(Entries from a dataset of interfaces)

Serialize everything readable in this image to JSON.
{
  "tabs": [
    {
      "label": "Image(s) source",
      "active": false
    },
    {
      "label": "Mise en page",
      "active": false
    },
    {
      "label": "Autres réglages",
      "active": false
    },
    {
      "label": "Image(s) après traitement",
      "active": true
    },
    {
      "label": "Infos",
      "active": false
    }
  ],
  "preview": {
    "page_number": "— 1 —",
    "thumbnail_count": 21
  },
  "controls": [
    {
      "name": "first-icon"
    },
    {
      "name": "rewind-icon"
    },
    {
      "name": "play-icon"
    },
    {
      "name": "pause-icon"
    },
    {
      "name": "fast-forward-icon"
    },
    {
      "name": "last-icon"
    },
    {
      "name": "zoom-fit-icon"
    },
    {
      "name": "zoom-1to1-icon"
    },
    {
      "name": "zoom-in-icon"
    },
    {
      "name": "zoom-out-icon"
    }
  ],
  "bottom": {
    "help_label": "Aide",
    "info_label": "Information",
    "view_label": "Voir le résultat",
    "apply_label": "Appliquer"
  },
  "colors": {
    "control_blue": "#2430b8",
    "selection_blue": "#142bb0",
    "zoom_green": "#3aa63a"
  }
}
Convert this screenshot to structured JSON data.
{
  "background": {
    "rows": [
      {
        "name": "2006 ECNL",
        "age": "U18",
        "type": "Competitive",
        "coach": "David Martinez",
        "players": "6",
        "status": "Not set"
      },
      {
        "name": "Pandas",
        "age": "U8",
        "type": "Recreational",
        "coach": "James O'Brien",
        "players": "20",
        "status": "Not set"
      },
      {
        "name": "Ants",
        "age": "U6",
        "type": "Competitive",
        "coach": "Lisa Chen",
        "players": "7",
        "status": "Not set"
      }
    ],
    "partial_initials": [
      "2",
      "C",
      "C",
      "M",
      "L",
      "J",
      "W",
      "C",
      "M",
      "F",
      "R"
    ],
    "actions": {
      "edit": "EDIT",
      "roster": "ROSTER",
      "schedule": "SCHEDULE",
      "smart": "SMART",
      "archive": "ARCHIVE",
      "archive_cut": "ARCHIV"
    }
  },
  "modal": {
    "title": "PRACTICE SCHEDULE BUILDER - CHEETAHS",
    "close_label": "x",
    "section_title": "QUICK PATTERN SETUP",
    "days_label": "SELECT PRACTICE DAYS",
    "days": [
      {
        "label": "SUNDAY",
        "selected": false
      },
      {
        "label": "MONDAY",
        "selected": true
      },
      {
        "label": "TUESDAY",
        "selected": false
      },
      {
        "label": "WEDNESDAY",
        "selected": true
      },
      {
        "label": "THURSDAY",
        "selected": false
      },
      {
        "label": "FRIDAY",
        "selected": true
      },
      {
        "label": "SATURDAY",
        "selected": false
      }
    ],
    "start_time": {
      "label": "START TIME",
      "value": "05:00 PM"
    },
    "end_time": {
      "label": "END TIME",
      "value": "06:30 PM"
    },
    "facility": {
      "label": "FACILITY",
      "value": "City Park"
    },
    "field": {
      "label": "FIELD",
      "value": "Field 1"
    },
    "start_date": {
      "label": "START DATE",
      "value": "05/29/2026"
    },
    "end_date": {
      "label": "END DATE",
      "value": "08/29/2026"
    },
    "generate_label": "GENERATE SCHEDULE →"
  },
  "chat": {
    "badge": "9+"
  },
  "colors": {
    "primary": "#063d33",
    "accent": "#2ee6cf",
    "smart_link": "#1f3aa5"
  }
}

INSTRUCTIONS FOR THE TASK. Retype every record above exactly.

SOLUTION FOR THIS EXERCISE.
Serialize everything readable in this image to JSON.
{
  "tabs": [
    {
      "label": "Image(s) source",
      "active": false
    },
    {
      "label": "Mise en page",
      "active": false
    },
    {
      "label": "Autres réglages",
      "active": false
    },
    {
      "label": "Image(s) après traitement",
      "active": true
    },
    {
      "label": "Infos",
      "active": false
    }
  ],
  "preview": {
    "page_number": "— 1 —",
    "thumbnail_count": 21
  },
  "controls": [
    {
      "name": "first-icon"
    },
    {
      "name": "rewind-icon"
    },
    {
      "name": "play-icon"
    },
    {
      "name": "pause-icon"
    },
    {
      "name": "fast-forward-icon"
    },
    {
      "name": "last-icon"
    },
    {
      "name": "zoom-fit-icon"
    },
    {
      "name": "zoom-1to1-icon"
    },
    {
      "name": "zoom-in-icon"
    },
    {
      "name": "zoom-out-icon"
    }
  ],
  "bottom": {
    "help_label": "Aide",
    "info_label": "Information",
    "view_label": "Voir le résultat",
    "apply_label": "Appliquer"
  },
  "colors": {
    "control_blue": "#2430b8",
    "selection_blue": "#142bb0",
    "zoom_green": "#3aa63a"
  }
}
Convert this screenshot to structured JSON data.
{
  "background": {
    "rows": [
      {
        "name": "2006 ECNL",
        "age": "U18",
        "type": "Competitive",
        "coach": "David Martinez",
        "players": "6",
        "status": "Not set"
      },
      {
        "name": "Pandas",
        "age": "U8",
        "type": "Recreational",
        "coach": "James O'Brien",
        "players": "20",
        "status": "Not set"
      },
      {
        "name": "Ants",
        "age": "U6",
        "type": "Competitive",
        "coach": "Lisa Chen",
        "players": "7",
        "status": "Not set"
      }
    ],
    "partial_initials": [
      "2",
      "C",
      "C",
      "M",
      "L",
      "J",
      "W",
      "C",
      "M",
      "F",
      "R"
    ],
    "actions": {
      "edit": "EDIT",
      "roster": "ROSTER",
      "schedule": "SCHEDULE",
      "smart": "SMART",
      "archive": "ARCHIVE",
      "archive_cut": "ARCHIV"
    }
  },
  "modal": {
    "title": "PRACTICE SCHEDULE BUILDER - CHEETAHS",
    "close_label": "x",
    "section_title": "QUICK PATTERN SETUP",
    "days_label": "SELECT PRACTICE DAYS",
    "days": [
      {
        "label": "SUNDAY",
        "selected": false
      },
      {
        "label": "MONDAY",
        "selected": true
      },
      {
        "label": "TUESDAY",
        "selected": false
      },
      {
        "label": "WEDNESDAY",
        "selected": true
      },
      {
        "label": "THURSDAY",
        "selected": false
      },
      {
        "label": "FRIDAY",
        "selected": true
      },
      {
        "label": "SATURDAY",
        "selected": false
      }
    ],
    "start_time": {
      "label": "START TIME",
      "value": "05:00 PM"
    },
    "end_time": {
      "label": "END TIME",
      "value": "06:30 PM"
    },
    "facility": {
      "label": "FACILITY",
      "value": "City Park"
    },
    "field": {
      "label": "FIELD",
      "value": "Field 1"
    },
    "start_date": {
      "label": "START DATE",
      "value": "05/29/2026"
    },
    "end_date": {
      "label": "END DATE",
      "value": "08/29/2026"
    },
    "generate_label": "GENERATE SCHEDULE →"
  },
  "chat": {
    "badge": "9+"
  },
  "colors": {
    "primary": "#063d33",
    "accent": "#2ee6cf",
    "smart_link": "#1f3aa5"
  }
}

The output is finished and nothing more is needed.